The idea of taking a vacation without kids can be a divisive topic among parents. Some say the solo time is vital to a marriage, others believe vacations should be all about family and then there are the parents who simply couldn’t manage a kids-free trip without feeling loads of worry or guilt.
While I think most people would agree that couples don’t typically need a vacation without their kids to be able to reconnect, many parents will report that the occasional solo getaway does wonders. Plus, some studies even show health benefits to vacation like being able to better deal with stress – and what parent couldn’t use that?
As a mom, I do think most of the money we spend as a family on vacations should be on trips that include the kids and I’m also a firm believer in family travel. I don’t think kids need to be some certain, big-enough age before they should be able to start seeing the world – whether they’ll remember it or not.
That said, my husband and I have both taken solo trips for work and pleasure and we’ve found a few things that help lessen the guilt and make sure the kids don’t feel left out. It’s not always easy and you’ll still miss your kids – a lot – but you can try to set the stage for a positive experience.
1. Go as a family first
I don’t feel as much guilt about going on vacation without kids if we’ve already (and recently) had a fun vacation as a family or have one planned soon. Sure, the kids might have just as much fun staying at grandma’s house as they would coming along with us, but I don’t like the message it might send if I place my own vacations above traveling as a family. If budget is an issue (obviously traveling as a couple is much cheaper than as a party of four or five), keep in mind that the family trip doesn’t have to be extravagant. It could be a camping weekend or a night at a nearby hotel with a pool.
2. Have a parent stay home
Maybe if you’re like me, you can’t stand the idea of the two people your kids need most jet-setting away without them (you know, the ever-pestering what-if-we-both-die-in-a-plane-crash fear). For this and other reasons, I feel much better about taking individual trips with friends, siblings or visiting family out of state while the other parent stays home with the kids. The traveling parent comes back refreshed and the parent who stayed home got to have some memorable (if occasionally chaotic) moments with the kids.
3. Stay connected while you’re away
If your little ones are prone to separation anxiety, a quick FaceTime with mom or dad might go a long way. I was able to read bedtime stories over FaceTime each night of my most recent trip and my kids could see me whenever they wanted. It also helped to plan fun activities for them before I left so they kept busy and entertained most of the time, and we talked a lot about the fun things we would do together when I got back.
4. Consider incentives (aka bribery)
Like most kids, mine quickly made the association that mom or dad will come back with gifts after being away on a trip. This simple fact could easily be the reason they don’t mind one of us going out of town. We try to bring them things unique to the area, but I’ll admit I also recently ordered them toys on Amazon to be delivered to the house mid-way through my trip.
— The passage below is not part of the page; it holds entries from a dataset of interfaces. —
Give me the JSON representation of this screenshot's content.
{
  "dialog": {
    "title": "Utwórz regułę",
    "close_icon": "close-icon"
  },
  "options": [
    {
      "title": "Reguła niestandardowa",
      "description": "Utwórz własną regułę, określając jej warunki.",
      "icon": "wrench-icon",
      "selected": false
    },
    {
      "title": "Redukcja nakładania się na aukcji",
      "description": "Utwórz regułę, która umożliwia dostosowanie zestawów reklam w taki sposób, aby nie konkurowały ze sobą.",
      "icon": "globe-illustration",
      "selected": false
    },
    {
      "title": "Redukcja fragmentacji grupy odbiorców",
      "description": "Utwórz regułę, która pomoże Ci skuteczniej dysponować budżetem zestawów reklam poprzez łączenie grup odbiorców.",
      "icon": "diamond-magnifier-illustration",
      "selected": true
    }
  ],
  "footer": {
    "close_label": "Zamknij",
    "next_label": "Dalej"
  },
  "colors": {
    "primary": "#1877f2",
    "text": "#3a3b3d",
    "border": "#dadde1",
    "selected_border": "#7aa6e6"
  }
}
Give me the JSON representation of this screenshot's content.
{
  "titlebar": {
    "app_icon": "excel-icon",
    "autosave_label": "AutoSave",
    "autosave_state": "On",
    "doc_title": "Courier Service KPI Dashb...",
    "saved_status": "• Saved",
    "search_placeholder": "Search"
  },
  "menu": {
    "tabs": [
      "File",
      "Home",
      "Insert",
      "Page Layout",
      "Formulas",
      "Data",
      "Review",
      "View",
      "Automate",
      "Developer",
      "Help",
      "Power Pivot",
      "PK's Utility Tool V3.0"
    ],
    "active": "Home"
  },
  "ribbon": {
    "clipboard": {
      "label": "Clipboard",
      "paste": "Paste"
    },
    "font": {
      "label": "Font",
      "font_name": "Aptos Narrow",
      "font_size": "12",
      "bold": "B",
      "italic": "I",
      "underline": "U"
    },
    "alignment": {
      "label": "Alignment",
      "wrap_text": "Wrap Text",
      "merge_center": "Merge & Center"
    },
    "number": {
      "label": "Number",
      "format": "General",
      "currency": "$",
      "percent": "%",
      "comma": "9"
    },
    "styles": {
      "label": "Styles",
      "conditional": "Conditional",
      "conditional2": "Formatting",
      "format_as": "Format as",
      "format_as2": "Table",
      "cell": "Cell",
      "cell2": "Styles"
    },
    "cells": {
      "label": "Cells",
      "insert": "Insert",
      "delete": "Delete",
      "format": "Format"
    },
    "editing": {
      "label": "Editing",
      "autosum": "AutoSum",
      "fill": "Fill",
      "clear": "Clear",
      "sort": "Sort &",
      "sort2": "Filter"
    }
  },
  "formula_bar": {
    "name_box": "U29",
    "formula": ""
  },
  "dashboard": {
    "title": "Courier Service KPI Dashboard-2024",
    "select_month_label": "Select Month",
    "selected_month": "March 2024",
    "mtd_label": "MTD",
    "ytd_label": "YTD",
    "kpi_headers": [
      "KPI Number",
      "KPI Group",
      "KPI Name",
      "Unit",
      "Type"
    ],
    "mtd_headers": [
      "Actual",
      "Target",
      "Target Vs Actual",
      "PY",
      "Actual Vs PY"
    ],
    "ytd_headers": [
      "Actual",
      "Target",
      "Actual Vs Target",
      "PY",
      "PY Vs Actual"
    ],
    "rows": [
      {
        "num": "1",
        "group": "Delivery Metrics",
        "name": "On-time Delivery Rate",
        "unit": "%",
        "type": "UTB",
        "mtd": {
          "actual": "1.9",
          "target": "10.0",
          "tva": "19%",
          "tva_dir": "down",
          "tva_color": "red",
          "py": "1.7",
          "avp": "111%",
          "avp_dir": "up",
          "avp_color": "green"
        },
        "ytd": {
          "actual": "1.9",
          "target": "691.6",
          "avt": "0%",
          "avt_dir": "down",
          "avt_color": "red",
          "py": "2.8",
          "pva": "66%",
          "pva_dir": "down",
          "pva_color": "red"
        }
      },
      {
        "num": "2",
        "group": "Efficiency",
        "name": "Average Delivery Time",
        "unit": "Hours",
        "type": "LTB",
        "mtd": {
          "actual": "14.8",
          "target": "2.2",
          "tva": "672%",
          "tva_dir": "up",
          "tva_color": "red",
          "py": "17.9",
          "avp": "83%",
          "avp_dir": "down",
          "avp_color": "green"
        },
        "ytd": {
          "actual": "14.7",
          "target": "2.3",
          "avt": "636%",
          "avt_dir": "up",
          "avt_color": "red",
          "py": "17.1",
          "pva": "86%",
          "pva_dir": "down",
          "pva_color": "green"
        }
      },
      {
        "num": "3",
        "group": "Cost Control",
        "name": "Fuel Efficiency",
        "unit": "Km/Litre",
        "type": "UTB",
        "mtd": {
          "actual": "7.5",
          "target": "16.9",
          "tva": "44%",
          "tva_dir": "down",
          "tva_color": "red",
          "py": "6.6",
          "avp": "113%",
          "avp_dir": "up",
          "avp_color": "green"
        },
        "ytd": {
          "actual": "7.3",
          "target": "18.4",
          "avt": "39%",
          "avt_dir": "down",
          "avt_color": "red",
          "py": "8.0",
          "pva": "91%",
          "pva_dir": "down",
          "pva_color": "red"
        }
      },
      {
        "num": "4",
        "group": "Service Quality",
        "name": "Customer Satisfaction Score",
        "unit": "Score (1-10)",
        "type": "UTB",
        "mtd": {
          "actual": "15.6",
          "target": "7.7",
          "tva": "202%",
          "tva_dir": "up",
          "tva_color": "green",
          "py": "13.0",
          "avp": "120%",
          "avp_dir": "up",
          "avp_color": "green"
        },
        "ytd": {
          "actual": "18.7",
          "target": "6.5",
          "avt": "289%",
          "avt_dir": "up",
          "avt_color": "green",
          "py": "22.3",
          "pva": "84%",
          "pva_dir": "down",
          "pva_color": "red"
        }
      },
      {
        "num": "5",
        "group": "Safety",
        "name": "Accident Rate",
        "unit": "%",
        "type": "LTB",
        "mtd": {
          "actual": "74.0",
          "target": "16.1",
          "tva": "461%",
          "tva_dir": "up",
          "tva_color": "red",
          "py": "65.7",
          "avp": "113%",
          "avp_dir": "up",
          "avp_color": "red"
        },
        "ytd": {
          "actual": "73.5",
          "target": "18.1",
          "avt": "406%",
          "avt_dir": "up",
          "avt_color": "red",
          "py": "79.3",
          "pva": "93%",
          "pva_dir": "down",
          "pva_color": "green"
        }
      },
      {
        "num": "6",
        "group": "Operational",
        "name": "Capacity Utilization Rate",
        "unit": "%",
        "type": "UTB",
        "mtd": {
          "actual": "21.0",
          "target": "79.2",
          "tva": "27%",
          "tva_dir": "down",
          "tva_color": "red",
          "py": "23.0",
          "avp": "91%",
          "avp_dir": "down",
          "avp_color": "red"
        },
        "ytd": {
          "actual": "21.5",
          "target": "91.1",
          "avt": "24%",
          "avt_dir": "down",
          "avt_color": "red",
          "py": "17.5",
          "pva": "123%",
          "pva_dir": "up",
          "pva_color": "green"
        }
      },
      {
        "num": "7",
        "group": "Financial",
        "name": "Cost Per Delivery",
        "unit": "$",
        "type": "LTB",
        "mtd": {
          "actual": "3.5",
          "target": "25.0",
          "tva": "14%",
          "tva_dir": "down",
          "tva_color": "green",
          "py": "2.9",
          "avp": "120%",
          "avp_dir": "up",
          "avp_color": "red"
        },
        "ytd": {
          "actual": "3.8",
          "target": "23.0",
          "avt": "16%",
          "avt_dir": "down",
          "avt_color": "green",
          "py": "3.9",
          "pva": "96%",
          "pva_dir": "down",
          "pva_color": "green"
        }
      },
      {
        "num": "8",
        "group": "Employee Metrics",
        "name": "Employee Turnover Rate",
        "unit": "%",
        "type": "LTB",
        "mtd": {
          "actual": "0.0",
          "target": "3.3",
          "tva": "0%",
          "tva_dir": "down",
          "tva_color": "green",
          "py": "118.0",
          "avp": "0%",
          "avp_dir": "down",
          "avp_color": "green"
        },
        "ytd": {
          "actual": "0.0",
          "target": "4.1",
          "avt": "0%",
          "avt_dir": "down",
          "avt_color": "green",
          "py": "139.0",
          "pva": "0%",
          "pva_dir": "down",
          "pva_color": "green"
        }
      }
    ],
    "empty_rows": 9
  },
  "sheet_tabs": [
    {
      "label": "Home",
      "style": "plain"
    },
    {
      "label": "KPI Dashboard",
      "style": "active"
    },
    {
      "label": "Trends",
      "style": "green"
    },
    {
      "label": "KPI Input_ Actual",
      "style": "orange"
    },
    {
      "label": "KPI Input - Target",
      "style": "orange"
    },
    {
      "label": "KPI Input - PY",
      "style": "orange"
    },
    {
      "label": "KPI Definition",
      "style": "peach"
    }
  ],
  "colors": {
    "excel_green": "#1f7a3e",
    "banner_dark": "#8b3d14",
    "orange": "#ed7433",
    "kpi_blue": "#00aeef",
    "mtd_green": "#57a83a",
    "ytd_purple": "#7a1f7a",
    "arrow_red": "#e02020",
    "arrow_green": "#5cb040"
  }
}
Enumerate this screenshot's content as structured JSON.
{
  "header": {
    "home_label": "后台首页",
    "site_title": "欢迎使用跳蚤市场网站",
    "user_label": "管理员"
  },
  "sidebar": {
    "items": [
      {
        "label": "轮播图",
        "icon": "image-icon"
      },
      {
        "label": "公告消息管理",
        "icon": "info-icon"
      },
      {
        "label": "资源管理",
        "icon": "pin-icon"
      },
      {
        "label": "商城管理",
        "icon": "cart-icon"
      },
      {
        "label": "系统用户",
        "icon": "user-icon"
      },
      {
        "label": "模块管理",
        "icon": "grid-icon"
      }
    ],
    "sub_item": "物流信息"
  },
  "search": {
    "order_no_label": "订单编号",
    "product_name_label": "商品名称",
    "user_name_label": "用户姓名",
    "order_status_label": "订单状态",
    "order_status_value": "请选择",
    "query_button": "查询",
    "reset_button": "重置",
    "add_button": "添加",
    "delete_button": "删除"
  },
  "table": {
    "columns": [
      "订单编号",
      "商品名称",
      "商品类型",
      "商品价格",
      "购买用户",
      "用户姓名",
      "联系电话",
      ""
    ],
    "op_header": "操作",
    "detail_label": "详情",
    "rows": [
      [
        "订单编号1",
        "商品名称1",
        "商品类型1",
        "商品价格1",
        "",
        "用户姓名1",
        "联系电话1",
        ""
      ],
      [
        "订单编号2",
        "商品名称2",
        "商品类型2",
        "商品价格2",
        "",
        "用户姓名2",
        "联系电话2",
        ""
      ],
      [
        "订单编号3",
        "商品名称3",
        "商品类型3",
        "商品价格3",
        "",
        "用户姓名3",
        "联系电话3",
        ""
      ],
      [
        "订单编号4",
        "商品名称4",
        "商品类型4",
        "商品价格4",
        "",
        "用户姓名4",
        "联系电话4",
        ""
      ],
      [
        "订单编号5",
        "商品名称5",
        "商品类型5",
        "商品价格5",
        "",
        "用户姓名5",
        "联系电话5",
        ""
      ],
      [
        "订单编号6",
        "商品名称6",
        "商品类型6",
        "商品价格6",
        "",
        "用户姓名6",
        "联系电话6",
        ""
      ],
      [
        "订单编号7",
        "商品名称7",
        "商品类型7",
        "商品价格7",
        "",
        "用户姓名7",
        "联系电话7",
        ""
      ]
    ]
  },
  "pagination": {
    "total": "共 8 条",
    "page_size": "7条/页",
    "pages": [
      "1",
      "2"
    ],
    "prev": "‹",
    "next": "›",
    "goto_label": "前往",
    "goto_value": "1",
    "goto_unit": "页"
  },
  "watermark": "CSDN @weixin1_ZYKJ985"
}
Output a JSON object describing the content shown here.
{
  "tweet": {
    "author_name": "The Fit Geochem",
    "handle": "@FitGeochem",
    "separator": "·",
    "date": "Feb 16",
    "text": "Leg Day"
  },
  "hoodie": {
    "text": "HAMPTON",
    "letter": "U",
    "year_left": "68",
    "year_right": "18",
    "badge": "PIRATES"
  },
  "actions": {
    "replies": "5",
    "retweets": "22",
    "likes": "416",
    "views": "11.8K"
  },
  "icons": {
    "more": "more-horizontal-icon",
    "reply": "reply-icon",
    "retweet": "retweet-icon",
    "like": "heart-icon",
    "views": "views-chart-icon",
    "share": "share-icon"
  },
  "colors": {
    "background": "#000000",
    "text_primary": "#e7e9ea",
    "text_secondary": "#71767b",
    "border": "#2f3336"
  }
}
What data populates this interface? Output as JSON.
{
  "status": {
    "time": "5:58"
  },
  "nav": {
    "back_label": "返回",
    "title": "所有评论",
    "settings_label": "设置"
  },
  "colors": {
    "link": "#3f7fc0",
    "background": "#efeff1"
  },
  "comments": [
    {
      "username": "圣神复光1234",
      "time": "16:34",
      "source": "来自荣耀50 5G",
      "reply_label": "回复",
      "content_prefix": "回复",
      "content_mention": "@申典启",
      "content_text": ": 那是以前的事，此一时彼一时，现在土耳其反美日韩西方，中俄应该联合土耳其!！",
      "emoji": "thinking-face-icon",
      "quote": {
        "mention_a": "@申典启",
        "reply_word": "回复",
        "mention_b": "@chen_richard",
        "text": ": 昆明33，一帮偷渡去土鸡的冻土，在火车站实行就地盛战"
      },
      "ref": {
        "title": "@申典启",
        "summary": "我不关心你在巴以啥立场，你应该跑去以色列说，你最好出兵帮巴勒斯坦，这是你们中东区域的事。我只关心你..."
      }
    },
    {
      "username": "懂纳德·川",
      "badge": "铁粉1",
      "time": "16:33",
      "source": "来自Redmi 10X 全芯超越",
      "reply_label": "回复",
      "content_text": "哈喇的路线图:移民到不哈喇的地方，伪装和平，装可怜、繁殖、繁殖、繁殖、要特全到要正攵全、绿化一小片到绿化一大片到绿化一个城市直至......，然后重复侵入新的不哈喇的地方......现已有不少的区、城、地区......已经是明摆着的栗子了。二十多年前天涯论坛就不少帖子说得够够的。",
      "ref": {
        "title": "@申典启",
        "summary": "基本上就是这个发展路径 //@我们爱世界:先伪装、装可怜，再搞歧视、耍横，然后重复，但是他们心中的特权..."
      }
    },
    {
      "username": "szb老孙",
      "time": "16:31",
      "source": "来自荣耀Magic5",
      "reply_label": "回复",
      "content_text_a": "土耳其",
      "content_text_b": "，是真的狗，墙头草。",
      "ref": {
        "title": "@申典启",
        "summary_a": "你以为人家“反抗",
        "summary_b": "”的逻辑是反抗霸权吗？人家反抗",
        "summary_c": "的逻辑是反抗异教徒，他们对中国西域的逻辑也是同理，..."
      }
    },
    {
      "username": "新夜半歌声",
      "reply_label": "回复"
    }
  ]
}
It’s certainly not necessary, but it helped me get on the plane knowing that the kids would be getting an awesome surprise in the mail in two days.
5. Have a back-up plan
Anxious parents like myself know all about the “what-ifs” you might imagine as you plan a vacation without kids. They won’t fully go away until you’re back home and snuggling your little sweethearts, but it helps me to make plans and back-up plans for things like last-minute childcare changes or knowing what the options are for calling it a failed experiment and hopping on a plane to come home early. It also helps to line up a few friends or family members who can lend a hand if needed to whoever’s staying with the kids – just knowing you have a network of people nearby to help is huge.
If you’ve made the plans and worked out everything you can to make sure your kids feel secure and connected to you while you’re away, then now it’s time to take the plunge. The time spent alone, with friends or with your spouse could make you a better, more patient parent when you return – and at the very least you’ll learn something about yourself and your family dynamics in the process.
Have you ever taken a vacation without your children? Do you recommend it? Tell us in the comments!
This post was originally published in 2015 and has been updated for 2017.